## INSTRUCTIONS TO FOLLOW
Return the line that contains "Decode this image" plus every line after it to the end of the entries below, exactly as given, and stop there.

## RECORDS FOR THIS EXERCISE

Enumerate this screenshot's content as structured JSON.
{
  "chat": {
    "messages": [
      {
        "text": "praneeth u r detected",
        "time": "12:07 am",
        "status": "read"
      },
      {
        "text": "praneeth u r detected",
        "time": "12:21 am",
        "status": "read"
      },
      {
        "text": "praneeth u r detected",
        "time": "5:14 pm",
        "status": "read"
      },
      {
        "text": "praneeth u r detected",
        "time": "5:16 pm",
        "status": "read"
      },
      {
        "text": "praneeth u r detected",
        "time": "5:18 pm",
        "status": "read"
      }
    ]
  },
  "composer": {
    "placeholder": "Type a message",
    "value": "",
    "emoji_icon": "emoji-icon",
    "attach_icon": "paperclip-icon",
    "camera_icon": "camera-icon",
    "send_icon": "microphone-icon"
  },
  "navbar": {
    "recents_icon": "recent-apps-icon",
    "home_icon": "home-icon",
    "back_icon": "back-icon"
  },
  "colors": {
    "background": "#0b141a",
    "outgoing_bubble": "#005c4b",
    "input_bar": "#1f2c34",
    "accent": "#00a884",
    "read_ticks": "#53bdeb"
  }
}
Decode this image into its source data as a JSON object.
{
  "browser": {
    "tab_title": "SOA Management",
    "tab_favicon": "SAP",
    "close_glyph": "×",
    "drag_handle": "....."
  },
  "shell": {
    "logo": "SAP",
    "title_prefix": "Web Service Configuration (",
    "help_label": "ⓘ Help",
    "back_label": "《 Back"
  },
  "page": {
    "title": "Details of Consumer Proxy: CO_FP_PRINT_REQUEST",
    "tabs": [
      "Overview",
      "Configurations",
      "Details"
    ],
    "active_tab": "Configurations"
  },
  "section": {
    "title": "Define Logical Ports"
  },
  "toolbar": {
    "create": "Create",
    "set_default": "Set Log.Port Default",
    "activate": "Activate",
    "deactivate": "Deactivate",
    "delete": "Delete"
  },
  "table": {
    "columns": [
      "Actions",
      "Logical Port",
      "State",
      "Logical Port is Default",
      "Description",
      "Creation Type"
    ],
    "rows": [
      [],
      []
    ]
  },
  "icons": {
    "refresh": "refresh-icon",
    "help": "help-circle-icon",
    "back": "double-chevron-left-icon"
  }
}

## ANSWER
Decode this image into its source data as a JSON object.
{
  "browser": {
    "tab_title": "SOA Management",
    "tab_favicon": "SAP",
    "close_glyph": "×",
    "drag_handle": "....."
  },
  "shell": {
    "logo": "SAP",
    "title_prefix": "Web Service Configuration (",
    "help_label": "ⓘ Help",
    "back_label": "《 Back"
  },
  "page": {
    "title": "Details of Consumer Proxy: CO_FP_PRINT_REQUEST",
    "tabs": [
      "Overview",
      "Configurations",
      "Details"
    ],
    "active_tab": "Configurations"
  },
  "section": {
    "title": "Define Logical Ports"
  },
  "toolbar": {
    "create": "Create",
    "set_default": "Set Log.Port Default",
    "activate": "Activate",
    "deactivate": "Deactivate",
    "delete": "Delete"
  },
  "table": {
    "columns": [
      "Actions",
      "Logical Port",
      "State",
      "Logical Port is Default",
      "Description",
      "Creation Type"
    ],
    "rows": [
      [],
      []
    ]
  },
  "icons": {
    "refresh": "refresh-icon",
    "help": "help-circle-icon",
    "back": "double-chevron-left-icon"
  }
}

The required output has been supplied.